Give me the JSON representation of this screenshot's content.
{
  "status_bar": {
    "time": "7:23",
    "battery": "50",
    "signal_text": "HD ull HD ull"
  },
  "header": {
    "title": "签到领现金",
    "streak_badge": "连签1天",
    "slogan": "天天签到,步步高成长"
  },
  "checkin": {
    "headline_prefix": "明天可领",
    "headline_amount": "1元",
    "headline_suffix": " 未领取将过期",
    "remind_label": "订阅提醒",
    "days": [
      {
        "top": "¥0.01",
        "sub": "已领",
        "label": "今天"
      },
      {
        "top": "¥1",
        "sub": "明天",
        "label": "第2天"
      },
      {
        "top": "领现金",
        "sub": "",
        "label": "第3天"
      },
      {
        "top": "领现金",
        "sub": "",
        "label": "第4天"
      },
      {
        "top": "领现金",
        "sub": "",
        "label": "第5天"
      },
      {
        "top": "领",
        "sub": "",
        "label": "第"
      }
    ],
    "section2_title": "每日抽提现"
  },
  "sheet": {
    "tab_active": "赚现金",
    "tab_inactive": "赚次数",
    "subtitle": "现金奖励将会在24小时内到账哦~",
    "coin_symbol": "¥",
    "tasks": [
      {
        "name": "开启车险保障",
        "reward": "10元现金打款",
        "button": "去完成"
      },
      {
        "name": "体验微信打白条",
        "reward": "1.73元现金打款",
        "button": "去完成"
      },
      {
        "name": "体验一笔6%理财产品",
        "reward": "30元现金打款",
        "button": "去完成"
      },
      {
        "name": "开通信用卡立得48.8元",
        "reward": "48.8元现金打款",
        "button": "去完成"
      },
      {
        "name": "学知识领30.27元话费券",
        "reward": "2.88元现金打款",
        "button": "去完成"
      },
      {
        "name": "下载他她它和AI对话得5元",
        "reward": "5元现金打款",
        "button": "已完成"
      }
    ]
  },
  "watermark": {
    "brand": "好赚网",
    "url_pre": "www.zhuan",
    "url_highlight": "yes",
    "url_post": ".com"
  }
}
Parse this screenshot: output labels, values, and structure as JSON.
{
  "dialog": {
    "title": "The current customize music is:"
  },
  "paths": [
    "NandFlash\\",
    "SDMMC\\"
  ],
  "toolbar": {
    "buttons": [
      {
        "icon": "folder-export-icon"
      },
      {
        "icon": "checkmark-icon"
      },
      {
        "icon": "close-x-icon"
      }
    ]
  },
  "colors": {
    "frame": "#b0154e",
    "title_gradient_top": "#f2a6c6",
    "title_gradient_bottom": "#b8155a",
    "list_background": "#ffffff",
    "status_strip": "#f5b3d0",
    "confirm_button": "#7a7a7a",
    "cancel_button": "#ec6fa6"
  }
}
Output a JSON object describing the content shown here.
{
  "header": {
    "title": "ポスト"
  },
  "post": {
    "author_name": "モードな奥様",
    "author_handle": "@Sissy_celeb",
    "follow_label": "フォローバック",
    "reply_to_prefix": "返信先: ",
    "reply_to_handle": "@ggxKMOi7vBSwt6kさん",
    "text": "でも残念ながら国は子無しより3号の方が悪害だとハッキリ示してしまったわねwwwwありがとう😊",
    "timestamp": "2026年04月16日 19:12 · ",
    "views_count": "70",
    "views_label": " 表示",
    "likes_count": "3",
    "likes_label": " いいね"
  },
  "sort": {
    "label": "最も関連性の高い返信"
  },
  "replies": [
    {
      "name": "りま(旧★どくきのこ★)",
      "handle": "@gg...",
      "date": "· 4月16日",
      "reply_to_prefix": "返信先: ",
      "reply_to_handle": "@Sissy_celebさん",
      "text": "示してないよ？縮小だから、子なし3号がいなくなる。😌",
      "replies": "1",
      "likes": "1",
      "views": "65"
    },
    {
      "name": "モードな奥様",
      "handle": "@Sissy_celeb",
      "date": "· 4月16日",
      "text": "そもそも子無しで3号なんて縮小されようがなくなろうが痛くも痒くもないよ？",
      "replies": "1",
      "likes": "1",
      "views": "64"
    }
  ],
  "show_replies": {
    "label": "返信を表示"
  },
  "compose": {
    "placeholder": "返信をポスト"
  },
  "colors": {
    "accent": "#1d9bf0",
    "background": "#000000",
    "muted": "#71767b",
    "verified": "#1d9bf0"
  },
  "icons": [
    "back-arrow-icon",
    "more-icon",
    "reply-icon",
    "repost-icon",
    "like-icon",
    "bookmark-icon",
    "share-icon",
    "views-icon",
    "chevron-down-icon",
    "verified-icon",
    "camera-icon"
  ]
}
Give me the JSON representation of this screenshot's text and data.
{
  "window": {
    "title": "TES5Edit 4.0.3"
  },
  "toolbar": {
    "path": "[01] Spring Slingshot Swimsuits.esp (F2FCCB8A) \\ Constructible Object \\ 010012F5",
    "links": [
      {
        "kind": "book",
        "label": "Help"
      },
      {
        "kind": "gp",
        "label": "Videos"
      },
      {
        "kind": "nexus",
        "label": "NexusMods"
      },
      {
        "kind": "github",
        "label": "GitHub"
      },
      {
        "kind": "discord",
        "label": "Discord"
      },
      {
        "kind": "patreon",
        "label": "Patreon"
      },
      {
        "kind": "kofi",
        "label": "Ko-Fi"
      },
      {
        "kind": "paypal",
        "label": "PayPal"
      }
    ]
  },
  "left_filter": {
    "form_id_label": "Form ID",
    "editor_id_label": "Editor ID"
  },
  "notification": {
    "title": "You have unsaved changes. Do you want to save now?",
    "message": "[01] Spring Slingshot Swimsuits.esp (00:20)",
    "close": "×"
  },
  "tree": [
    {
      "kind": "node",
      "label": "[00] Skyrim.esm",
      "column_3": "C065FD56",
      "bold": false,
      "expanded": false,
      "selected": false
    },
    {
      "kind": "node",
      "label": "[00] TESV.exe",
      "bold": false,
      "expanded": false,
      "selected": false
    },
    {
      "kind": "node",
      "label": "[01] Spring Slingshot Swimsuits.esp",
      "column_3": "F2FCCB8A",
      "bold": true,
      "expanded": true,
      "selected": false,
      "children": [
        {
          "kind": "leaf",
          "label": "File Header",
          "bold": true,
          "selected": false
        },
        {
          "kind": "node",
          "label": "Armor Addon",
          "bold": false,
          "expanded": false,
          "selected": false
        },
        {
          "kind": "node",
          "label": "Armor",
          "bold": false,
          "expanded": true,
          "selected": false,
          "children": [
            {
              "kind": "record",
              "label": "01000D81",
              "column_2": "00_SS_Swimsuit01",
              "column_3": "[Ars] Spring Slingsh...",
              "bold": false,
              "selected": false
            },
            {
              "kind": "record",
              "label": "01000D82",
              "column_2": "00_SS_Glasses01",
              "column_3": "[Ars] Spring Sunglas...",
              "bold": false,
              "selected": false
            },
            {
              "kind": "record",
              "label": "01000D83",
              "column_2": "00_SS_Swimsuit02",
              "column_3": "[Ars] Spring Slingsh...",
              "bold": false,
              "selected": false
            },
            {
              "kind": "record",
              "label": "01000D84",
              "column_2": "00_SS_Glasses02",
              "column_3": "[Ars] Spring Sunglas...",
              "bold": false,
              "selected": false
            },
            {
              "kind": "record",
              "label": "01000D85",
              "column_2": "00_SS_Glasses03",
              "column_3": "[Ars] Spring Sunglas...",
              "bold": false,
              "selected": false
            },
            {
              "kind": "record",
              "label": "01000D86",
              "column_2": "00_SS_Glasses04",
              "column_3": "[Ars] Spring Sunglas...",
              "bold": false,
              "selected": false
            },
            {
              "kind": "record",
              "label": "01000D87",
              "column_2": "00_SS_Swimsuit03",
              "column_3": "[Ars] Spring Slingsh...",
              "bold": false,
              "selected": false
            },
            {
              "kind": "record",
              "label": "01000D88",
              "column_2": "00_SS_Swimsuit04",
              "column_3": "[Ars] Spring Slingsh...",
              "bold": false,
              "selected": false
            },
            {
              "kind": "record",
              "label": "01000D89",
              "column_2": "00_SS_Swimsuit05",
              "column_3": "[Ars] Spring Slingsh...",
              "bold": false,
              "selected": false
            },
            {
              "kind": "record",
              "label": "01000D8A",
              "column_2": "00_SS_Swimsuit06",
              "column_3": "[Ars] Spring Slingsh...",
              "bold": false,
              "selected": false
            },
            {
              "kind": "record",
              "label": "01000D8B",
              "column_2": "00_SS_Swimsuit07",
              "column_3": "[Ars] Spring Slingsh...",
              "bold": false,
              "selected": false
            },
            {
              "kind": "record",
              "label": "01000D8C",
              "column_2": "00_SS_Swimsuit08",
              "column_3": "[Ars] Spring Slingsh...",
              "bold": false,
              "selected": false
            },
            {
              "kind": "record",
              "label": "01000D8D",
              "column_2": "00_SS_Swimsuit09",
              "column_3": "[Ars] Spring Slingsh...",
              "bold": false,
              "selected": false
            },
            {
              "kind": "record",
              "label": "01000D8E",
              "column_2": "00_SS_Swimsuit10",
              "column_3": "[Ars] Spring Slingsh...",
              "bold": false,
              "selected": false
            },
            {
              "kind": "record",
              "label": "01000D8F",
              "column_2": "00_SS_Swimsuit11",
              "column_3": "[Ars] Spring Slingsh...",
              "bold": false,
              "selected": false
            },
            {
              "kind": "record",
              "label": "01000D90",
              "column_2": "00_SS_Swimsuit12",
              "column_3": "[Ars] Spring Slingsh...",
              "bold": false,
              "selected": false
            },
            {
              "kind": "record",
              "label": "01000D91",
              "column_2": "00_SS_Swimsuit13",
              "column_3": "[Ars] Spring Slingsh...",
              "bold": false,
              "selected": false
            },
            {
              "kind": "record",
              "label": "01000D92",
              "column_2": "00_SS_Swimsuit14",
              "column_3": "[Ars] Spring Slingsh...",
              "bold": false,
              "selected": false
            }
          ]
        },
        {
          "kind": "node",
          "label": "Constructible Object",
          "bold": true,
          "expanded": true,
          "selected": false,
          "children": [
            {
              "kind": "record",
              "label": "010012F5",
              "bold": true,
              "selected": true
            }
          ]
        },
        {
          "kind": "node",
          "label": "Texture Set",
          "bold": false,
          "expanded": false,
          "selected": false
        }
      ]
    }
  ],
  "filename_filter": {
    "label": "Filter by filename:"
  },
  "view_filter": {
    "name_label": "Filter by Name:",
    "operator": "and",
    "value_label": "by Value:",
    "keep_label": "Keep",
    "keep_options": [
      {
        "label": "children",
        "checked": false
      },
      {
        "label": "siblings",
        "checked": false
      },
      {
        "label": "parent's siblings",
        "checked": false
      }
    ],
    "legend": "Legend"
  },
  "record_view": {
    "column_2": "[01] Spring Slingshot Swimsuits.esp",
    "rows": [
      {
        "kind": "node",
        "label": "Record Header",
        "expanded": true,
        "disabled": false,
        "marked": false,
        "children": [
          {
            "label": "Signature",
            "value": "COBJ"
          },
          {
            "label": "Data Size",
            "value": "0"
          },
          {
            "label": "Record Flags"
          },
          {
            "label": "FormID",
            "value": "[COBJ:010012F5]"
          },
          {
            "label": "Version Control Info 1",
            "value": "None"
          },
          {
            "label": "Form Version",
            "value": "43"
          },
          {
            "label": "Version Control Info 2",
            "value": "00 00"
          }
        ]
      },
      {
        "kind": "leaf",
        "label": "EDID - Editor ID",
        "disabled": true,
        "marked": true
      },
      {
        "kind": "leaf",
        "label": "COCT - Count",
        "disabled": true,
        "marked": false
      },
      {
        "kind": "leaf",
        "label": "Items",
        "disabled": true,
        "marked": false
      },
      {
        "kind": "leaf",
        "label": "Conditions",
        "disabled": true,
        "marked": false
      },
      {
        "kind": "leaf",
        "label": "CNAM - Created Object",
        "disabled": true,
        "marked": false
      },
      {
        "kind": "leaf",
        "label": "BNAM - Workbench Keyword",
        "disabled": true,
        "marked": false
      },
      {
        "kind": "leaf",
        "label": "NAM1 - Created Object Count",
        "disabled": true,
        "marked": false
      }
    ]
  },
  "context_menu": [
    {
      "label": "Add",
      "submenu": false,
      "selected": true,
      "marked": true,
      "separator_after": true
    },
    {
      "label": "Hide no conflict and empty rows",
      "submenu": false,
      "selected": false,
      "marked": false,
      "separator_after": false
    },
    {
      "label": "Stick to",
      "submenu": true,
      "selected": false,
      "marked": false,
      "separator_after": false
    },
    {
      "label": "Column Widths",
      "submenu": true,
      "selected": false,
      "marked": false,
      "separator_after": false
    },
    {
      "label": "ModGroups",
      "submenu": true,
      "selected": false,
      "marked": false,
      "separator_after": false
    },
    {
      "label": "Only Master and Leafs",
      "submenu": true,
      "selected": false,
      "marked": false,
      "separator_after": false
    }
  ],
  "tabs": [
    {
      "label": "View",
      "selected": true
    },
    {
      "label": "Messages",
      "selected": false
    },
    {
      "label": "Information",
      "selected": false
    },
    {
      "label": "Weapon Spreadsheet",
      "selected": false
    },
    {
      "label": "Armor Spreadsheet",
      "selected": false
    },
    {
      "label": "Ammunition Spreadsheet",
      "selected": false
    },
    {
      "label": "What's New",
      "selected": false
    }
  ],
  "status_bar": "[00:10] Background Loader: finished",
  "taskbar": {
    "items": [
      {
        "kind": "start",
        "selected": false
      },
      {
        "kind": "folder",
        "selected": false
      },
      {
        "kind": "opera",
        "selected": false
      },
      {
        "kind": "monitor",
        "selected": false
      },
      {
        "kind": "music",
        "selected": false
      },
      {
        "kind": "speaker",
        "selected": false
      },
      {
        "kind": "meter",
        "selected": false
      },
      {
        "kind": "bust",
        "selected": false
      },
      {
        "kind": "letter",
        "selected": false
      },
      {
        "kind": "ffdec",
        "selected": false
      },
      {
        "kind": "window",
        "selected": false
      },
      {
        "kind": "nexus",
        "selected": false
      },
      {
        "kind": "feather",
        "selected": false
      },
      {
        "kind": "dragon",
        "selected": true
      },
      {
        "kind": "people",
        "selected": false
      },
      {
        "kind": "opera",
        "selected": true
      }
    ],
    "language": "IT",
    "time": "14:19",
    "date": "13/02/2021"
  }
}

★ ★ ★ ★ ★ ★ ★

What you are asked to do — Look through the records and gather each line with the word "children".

Solved exercise —
      "children": [
          "children": [
          "children": [
        "label": "children",
        "children": [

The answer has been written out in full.